■ Dataset rows for apps and sites:
==============================

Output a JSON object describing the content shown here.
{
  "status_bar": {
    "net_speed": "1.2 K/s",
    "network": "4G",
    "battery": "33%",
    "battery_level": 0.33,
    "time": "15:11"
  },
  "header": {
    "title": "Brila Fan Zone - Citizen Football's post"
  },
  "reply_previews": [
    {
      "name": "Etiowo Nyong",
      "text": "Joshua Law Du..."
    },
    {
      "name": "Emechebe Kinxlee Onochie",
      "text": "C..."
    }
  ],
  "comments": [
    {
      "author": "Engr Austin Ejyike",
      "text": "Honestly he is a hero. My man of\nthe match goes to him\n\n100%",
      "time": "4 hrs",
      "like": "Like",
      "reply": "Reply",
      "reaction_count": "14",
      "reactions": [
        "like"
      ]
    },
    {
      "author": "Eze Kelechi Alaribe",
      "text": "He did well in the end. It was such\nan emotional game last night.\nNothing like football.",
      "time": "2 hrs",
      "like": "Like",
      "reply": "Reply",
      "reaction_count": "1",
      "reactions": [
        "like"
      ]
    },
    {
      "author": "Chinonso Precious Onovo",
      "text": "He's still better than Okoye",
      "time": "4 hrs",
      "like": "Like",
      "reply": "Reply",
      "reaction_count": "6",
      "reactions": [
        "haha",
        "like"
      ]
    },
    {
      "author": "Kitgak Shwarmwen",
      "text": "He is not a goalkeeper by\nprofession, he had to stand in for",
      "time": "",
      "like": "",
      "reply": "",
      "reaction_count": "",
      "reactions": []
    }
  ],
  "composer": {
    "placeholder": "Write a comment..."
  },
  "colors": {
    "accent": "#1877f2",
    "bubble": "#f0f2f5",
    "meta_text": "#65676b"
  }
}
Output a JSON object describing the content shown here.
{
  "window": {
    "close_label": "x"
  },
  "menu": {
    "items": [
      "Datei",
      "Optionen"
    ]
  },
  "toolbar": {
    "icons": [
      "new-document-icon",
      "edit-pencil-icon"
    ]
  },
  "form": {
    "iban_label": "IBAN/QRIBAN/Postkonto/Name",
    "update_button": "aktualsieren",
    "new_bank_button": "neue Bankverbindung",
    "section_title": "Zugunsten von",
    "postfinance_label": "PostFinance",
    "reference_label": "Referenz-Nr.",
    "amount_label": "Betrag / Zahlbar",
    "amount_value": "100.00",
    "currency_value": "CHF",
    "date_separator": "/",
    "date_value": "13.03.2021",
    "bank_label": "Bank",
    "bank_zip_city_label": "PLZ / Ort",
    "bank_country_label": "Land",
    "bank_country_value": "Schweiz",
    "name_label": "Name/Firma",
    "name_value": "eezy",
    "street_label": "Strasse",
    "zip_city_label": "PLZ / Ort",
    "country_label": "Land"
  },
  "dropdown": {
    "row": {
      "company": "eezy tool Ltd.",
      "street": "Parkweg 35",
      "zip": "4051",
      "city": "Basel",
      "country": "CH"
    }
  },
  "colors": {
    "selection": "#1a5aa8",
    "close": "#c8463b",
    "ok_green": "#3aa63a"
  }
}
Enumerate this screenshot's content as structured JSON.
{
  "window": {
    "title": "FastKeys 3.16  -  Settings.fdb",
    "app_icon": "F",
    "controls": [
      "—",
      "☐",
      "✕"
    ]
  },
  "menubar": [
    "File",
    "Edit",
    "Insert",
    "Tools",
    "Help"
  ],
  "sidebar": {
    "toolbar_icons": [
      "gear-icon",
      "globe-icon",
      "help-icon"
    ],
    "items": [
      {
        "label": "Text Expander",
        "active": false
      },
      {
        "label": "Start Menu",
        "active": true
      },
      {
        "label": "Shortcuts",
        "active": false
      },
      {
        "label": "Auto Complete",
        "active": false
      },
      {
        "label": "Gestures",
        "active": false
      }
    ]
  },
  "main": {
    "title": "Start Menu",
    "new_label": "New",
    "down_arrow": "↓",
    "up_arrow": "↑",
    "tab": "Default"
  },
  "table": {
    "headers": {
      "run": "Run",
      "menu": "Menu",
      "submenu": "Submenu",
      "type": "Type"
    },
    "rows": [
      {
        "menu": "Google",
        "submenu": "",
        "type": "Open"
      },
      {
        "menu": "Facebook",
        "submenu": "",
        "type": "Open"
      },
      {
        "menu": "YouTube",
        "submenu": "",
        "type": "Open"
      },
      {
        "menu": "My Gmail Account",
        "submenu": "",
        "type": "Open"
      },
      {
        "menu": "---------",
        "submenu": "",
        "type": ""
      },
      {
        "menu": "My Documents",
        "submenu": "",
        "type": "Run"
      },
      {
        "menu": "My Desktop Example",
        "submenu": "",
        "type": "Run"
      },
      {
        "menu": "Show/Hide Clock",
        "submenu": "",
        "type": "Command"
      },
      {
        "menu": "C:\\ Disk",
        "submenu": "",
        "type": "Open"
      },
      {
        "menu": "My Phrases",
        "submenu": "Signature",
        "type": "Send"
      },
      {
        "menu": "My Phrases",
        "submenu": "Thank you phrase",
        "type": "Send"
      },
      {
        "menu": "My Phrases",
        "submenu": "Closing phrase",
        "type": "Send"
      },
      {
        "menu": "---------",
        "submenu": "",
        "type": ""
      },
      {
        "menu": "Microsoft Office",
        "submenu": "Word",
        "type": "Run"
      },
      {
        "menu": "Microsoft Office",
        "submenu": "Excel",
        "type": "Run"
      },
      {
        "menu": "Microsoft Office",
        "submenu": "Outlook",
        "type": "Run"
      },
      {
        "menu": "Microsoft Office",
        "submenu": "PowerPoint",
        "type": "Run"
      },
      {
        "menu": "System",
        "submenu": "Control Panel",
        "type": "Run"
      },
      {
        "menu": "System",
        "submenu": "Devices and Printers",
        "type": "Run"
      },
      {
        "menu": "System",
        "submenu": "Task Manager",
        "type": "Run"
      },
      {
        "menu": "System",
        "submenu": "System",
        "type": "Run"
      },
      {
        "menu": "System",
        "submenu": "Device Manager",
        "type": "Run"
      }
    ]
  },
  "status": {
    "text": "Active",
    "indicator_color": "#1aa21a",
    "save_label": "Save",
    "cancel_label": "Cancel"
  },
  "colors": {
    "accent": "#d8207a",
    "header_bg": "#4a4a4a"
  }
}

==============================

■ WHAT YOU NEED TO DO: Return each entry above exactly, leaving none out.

■ SOLUTION TO THIS TASK:
Output a JSON object describing the content shown here.
{
  "status_bar": {
    "net_speed": "1.2 K/s",
    "network": "4G",
    "battery": "33%",
    "battery_level": 0.33,
    "time": "15:11"
  },
  "header": {
    "title": "Brila Fan Zone - Citizen Football's post"
  },
  "reply_previews": [
    {
      "name": "Etiowo Nyong",
      "text": "Joshua Law Du..."
    },
    {
      "name": "Emechebe Kinxlee Onochie",
      "text": "C..."
    }
  ],
  "comments": [
    {
      "author": "Engr Austin Ejyike",
      "text": "Honestly he is a hero. My man of\nthe match goes to him\n\n100%",
      "time": "4 hrs",
      "like": "Like",
      "reply": "Reply",
      "reaction_count": "14",
      "reactions": [
        "like"
      ]
    },
    {
      "author": "Eze Kelechi Alaribe",
      "text": "He did well in the end. It was such\nan emotional game last night.\nNothing like football.",
      "time": "2 hrs",
      "like": "Like",
      "reply": "Reply",
      "reaction_count": "1",
      "reactions": [
        "like"
      ]
    },
    {
      "author": "Chinonso Precious Onovo",
      "text": "He's still better than Okoye",
      "time": "4 hrs",
      "like": "Like",
      "reply": "Reply",
      "reaction_count": "6",
      "reactions": [
        "haha",
        "like"
      ]
    },
    {
      "author": "Kitgak Shwarmwen",
      "text": "He is not a goalkeeper by\nprofession, he had to stand in for",
      "time": "",
      "like": "",
      "reply": "",
      "reaction_count": "",
      "reactions": []
    }
  ],
  "composer": {
    "placeholder": "Write a comment..."
  },
  "colors": {
    "accent": "#1877f2",
    "bubble": "#f0f2f5",
    "meta_text": "#65676b"
  }
}
Output a JSON object describing the content shown here.
{
  "window": {
    "close_label": "x"
  },
  "menu": {
    "items": [
      "Datei",
      "Optionen"
    ]
  },
  "toolbar": {
    "icons": [
      "new-document-icon",
      "edit-pencil-icon"
    ]
  },
  "form": {
    "iban_label": "IBAN/QRIBAN/Postkonto/Name",
    "update_button": "aktualsieren",
    "new_bank_button": "neue Bankverbindung",
    "section_title": "Zugunsten von",
    "postfinance_label": "PostFinance",
    "reference_label": "Referenz-Nr.",
    "amount_label": "Betrag / Zahlbar",
    "amount_value": "100.00",
    "currency_value": "CHF",
    "date_separator": "/",
    "date_value": "13.03.2021",
    "bank_label": "Bank",
    "bank_zip_city_label": "PLZ / Ort",
    "bank_country_label": "Land",
    "bank_country_value": "Schweiz",
    "name_label": "Name/Firma",
    "name_value": "eezy",
    "street_label": "Strasse",
    "zip_city_label": "PLZ / Ort",
    "country_label": "Land"
  },
  "dropdown": {
    "row": {
      "company": "eezy tool Ltd.",
      "street": "Parkweg 35",
      "zip": "4051",
      "city": "Basel",
      "country": "CH"
    }
  },
  "colors": {
    "selection": "#1a5aa8",
    "close": "#c8463b",
    "ok_green": "#3aa63a"
  }
}
Enumerate this screenshot's content as structured JSON.
{
  "window": {
    "title": "FastKeys 3.16  -  Settings.fdb",
    "app_icon": "F",
    "controls": [
      "—",
      "☐",
      "✕"
    ]
  },
  "menubar": [
    "File",
    "Edit",
    "Insert",
    "Tools",
    "Help"
  ],
  "sidebar": {
    "toolbar_icons": [
      "gear-icon",
      "globe-icon",
      "help-icon"
    ],
    "items": [
      {
        "label": "Text Expander",
        "active": false
      },
      {
        "label": "Start Menu",
        "active": true
      },
      {
        "label": "Shortcuts",
        "active": false
      },
      {
        "label": "Auto Complete",
        "active": false
      },
      {
        "label": "Gestures",
        "active": false
      }
    ]
  },
  "main": {
    "title": "Start Menu",
    "new_label": "New",
    "down_arrow": "↓",
    "up_arrow": "↑",
    "tab": "Default"
  },
  "table": {
    "headers": {
      "run": "Run",
      "menu": "Menu",
      "submenu": "Submenu",
      "type": "Type"
    },
    "rows": [
      {
        "menu": "Google",
        "submenu": "",
        "type": "Open"
      },
      {
        "menu": "Facebook",
        "submenu": "",
        "type": "Open"
      },
      {
        "menu": "YouTube",
        "submenu": "",
        "type": "Open"
      },
      {
        "menu": "My Gmail Account",
        "submenu": "",
        "type": "Open"
      },
      {
        "menu": "---------",
        "submenu": "",
        "type": ""
      },
      {
        "menu": "My Documents",
        "submenu": "",
        "type": "Run"
      },
      {
        "menu": "My Desktop Example",
        "submenu": "",
        "type": "Run"
      },
      {
        "menu": "Show/Hide Clock",
        "submenu": "",
        "type": "Command"
      },
      {
        "menu": "C:\\ Disk",
        "submenu": "",
        "type": "Open"
      },
      {
        "menu": "My Phrases",
        "submenu": "Signature",
        "type": "Send"
      },
      {
        "menu": "My Phrases",
        "submenu": "Thank you phrase",
        "type": "Send"
      },
      {
        "menu": "My Phrases",
        "submenu": "Closing phrase",
        "type": "Send"
      },
      {
        "menu": "---------",
        "submenu": "",
        "type": ""
      },
      {
        "menu": "Microsoft Office",
        "submenu": "Word",
        "type": "Run"
      },
      {
        "menu": "Microsoft Office",
        "submenu": "Excel",
        "type": "Run"
      },
      {
        "menu": "Microsoft Office",
        "submenu": "Outlook",
        "type": "Run"
      },
      {
        "menu": "Microsoft Office",
        "submenu": "PowerPoint",
        "type": "Run"
      },
      {
        "menu": "System",
        "submenu": "Control Panel",
        "type": "Run"
      },
      {
        "menu": "System",
        "submenu": "Devices and Printers",
        "type": "Run"
      },
      {
        "menu": "System",
        "submenu": "Task Manager",
        "type": "Run"
      },
      {
        "menu": "System",
        "submenu": "System",
        "type": "Run"
      },
      {
        "menu": "System",
        "submenu": "Device Manager",
        "type": "Run"
      }
    ]
  },
  "status": {
    "text": "Active",
    "indicator_color": "#1aa21a",
    "save_label": "Save",
    "cancel_label": "Cancel"
  },
  "colors": {
    "accent": "#d8207a",
    "header_bg": "#4a4a4a"
  }
}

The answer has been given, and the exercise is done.